**Given records**

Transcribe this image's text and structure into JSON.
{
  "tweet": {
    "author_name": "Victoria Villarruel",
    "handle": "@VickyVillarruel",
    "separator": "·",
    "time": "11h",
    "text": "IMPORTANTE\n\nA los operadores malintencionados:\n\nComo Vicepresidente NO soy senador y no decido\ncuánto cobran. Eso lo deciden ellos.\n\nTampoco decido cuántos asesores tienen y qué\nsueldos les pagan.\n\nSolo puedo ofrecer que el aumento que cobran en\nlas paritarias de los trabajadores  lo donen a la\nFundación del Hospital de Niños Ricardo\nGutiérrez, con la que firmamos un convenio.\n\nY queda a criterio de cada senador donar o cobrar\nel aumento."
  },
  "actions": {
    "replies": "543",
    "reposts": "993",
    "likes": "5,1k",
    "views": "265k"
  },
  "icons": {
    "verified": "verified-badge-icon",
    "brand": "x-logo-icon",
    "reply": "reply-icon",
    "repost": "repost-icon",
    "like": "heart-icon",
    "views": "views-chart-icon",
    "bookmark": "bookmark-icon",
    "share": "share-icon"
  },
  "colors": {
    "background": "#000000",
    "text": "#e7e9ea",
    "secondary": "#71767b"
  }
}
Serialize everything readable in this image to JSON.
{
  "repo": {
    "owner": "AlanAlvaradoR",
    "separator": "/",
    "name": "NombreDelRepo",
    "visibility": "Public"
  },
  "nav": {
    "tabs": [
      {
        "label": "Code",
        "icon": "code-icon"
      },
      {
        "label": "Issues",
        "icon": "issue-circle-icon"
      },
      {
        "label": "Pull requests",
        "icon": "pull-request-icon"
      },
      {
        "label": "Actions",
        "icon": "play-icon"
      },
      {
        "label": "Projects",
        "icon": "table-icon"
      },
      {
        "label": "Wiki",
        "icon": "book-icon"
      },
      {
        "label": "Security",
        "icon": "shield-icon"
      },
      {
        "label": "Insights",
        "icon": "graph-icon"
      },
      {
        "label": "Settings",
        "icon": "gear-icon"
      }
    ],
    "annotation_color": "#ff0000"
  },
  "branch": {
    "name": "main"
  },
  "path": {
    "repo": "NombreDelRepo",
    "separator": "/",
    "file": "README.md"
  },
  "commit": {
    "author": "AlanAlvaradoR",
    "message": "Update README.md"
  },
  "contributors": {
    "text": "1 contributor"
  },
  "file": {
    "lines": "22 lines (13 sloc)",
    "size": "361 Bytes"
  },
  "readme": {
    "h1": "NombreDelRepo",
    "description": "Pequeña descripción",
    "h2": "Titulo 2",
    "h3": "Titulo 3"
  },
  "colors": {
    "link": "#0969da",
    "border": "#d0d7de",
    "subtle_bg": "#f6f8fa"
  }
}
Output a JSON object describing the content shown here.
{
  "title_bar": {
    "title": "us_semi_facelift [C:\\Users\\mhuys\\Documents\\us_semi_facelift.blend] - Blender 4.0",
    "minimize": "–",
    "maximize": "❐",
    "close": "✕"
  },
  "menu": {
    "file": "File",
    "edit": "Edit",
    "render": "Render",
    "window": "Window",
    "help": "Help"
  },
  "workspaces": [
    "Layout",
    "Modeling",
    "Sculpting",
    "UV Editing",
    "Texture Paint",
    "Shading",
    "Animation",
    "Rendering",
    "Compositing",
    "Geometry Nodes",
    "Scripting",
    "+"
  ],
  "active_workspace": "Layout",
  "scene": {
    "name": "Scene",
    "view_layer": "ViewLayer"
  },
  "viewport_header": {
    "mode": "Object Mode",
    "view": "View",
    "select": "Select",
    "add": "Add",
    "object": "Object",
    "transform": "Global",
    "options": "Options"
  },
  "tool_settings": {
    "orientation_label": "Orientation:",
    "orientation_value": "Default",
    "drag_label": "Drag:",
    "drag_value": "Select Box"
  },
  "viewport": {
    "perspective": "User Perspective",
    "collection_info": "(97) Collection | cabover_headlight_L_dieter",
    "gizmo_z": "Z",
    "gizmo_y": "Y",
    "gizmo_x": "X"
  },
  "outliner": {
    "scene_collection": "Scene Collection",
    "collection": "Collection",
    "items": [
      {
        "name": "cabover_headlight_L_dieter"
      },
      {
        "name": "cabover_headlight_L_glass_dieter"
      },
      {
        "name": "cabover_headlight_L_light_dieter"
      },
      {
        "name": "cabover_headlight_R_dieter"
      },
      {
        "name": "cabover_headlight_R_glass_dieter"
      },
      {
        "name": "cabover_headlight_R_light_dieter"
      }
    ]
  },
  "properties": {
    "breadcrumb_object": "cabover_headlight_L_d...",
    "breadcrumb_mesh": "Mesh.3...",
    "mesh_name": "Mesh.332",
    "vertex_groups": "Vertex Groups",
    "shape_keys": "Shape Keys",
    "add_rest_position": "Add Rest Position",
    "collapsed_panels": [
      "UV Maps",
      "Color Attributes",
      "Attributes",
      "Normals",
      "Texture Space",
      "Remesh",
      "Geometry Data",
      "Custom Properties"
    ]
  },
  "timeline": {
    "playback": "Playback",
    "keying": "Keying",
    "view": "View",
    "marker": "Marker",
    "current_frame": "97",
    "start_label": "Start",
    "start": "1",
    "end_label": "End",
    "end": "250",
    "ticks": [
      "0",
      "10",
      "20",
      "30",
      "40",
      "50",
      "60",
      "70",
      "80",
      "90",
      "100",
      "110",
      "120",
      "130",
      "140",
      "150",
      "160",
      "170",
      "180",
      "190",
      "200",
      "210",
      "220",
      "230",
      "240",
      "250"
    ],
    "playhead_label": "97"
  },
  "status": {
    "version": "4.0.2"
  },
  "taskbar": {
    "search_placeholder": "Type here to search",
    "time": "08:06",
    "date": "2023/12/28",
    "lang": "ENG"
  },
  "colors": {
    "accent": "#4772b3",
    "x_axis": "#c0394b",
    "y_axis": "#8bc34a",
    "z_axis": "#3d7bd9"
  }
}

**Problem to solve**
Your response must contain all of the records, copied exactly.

**Output**
Transcribe this image's text and structure into JSON.
{
  "tweet": {
    "author_name": "Victoria Villarruel",
    "handle": "@VickyVillarruel",
    "separator": "·",
    "time": "11h",
    "text": "IMPORTANTE\n\nA los operadores malintencionados:\n\nComo Vicepresidente NO soy senador y no decido\ncuánto cobran. Eso lo deciden ellos.\n\nTampoco decido cuántos asesores tienen y qué\nsueldos les pagan.\n\nSolo puedo ofrecer que el aumento que cobran en\nlas paritarias de los trabajadores  lo donen a la\nFundación del Hospital de Niños Ricardo\nGutiérrez, con la que firmamos un convenio.\n\nY queda a criterio de cada senador donar o cobrar\nel aumento."
  },
  "actions": {
    "replies": "543",
    "reposts": "993",
    "likes": "5,1k",
    "views": "265k"
  },
  "icons": {
    "verified": "verified-badge-icon",
    "brand": "x-logo-icon",
    "reply": "reply-icon",
    "repost": "repost-icon",
    "like": "heart-icon",
    "views": "views-chart-icon",
    "bookmark": "bookmark-icon",
    "share": "share-icon"
  },
  "colors": {
    "background": "#000000",
    "text": "#e7e9ea",
    "secondary": "#71767b"
  }
}
Serialize everything readable in this image to JSON.
{
  "repo": {
    "owner": "AlanAlvaradoR",
    "separator": "/",
    "name": "NombreDelRepo",
    "visibility": "Public"
  },
  "nav": {
    "tabs": [
      {
        "label": "Code",
        "icon": "code-icon"
      },
      {
        "label": "Issues",
        "icon": "issue-circle-icon"
      },
      {
        "label": "Pull requests",
        "icon": "pull-request-icon"
      },
      {
        "label": "Actions",
        "icon": "play-icon"
      },
      {
        "label": "Projects",
        "icon": "table-icon"
      },
      {
        "label": "Wiki",
        "icon": "book-icon"
      },
      {
        "label": "Security",
        "icon": "shield-icon"
      },
      {
        "label": "Insights",
        "icon": "graph-icon"
      },
      {
        "label": "Settings",
        "icon": "gear-icon"
      }
    ],
    "annotation_color": "#ff0000"
  },
  "branch": {
    "name": "main"
  },
  "path": {
    "repo": "NombreDelRepo",
    "separator": "/",
    "file": "README.md"
  },
  "commit": {
    "author": "AlanAlvaradoR",
    "message": "Update README.md"
  },
  "contributors": {
    "text": "1 contributor"
  },
  "file": {
    "lines": "22 lines (13 sloc)",
    "size": "361 Bytes"
  },
  "readme": {
    "h1": "NombreDelRepo",
    "description": "Pequeña descripción",
    "h2": "Titulo 2",
    "h3": "Titulo 3"
  },
  "colors": {
    "link": "#0969da",
    "border": "#d0d7de",
    "subtle_bg": "#f6f8fa"
  }
}
Output a JSON object describing the content shown here.
{
  "title_bar": {
    "title": "us_semi_facelift [C:\\Users\\mhuys\\Documents\\us_semi_facelift.blend] - Blender 4.0",
    "minimize": "–",
    "maximize": "❐",
    "close": "✕"
  },
  "menu": {
    "file": "File",
    "edit": "Edit",
    "render": "Render",
    "window": "Window",
    "help": "Help"
  },
  "workspaces": [
    "Layout",
    "Modeling",
    "Sculpting",
    "UV Editing",
    "Texture Paint",
    "Shading",
    "Animation",
    "Rendering",
    "Compositing",
    "Geometry Nodes",
    "Scripting",
    "+"
  ],
  "active_workspace": "Layout",
  "scene": {
    "name": "Scene",
    "view_layer": "ViewLayer"
  },
  "viewport_header": {
    "mode": "Object Mode",
    "view": "View",
    "select": "Select",
    "add": "Add",
    "object": "Object",
    "transform": "Global",
    "options": "Options"
  },
  "tool_settings": {
    "orientation_label": "Orientation:",
    "orientation_value": "Default",
    "drag_label": "Drag:",
    "drag_value": "Select Box"
  },
  "viewport": {
    "perspective": "User Perspective",
    "collection_info": "(97) Collection | cabover_headlight_L_dieter",
    "gizmo_z": "Z",
    "gizmo_y": "Y",
    "gizmo_x": "X"
  },
  "outliner": {
    "scene_collection": "Scene Collection",
    "collection": "Collection",
    "items": [
      {
        "name": "cabover_headlight_L_dieter"
      },
      {
        "name": "cabover_headlight_L_glass_dieter"
      },
      {
        "name": "cabover_headlight_L_light_dieter"
      },
      {
        "name": "cabover_headlight_R_dieter"
      },
      {
        "name": "cabover_headlight_R_glass_dieter"
      },
      {
        "name": "cabover_headlight_R_light_dieter"
      }
    ]
  },
  "properties": {
    "breadcrumb_object": "cabover_headlight_L_d...",
    "breadcrumb_mesh": "Mesh.3...",
    "mesh_name": "Mesh.332",
    "vertex_groups": "Vertex Groups",
    "shape_keys": "Shape Keys",
    "add_rest_position": "Add Rest Position",
    "collapsed_panels": [
      "UV Maps",
      "Color Attributes",
      "Attributes",
      "Normals",
      "Texture Space",
      "Remesh",
      "Geometry Data",
      "Custom Properties"
    ]
  },
  "timeline": {
    "playback": "Playback",
    "keying": "Keying",
    "view": "View",
    "marker": "Marker",
    "current_frame": "97",
    "start_label": "Start",
    "start": "1",
    "end_label": "End",
    "end": "250",
    "ticks": [
      "0",
      "10",
      "20",
      "30",
      "40",
      "50",
      "60",
      "70",
      "80",
      "90",
      "100",
      "110",
      "120",
      "130",
      "140",
      "150",
      "160",
      "170",
      "180",
      "190",
      "200",
      "210",
      "220",
      "230",
      "240",
      "250"
    ],
    "playhead_label": "97"
  },
  "status": {
    "version": "4.0.2"
  },
  "taskbar": {
    "search_placeholder": "Type here to search",
    "time": "08:06",
    "date": "2023/12/28",
    "lang": "ENG"
  },
  "colors": {
    "accent": "#4772b3",
    "x_axis": "#c0394b",
    "y_axis": "#8bc34a",
    "z_axis": "#3d7bd9"
  }
}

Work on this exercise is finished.